Below are records; report the number of lines in them that include the word "icon", with no other text.
════════════════
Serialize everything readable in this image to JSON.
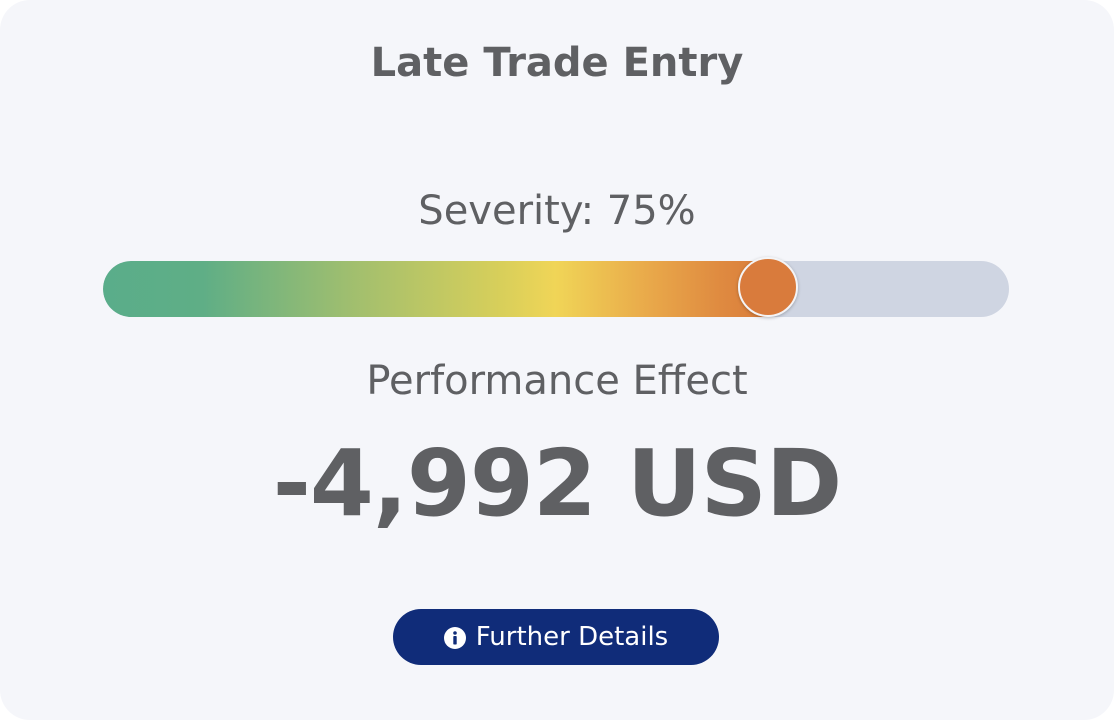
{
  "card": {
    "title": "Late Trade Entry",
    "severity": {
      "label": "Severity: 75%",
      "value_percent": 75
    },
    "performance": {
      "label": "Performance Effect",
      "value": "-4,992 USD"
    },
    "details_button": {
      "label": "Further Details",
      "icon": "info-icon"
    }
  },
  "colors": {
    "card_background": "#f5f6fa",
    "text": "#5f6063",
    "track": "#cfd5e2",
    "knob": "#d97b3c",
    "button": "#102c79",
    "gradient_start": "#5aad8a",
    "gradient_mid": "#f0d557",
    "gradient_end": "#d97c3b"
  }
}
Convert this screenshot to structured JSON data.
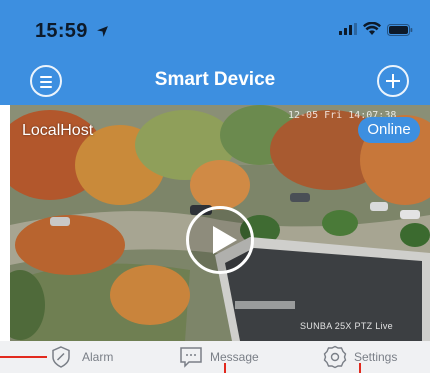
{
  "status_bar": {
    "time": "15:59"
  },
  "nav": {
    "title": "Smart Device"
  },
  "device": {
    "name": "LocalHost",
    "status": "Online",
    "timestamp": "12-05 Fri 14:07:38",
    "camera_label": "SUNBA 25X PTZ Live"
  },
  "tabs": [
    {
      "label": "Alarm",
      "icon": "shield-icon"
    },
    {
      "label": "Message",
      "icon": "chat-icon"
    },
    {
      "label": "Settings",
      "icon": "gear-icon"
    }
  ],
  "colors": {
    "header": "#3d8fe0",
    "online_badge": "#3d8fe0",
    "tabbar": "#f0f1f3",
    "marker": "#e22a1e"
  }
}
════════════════
- **WRITTEN RESPONSE**
4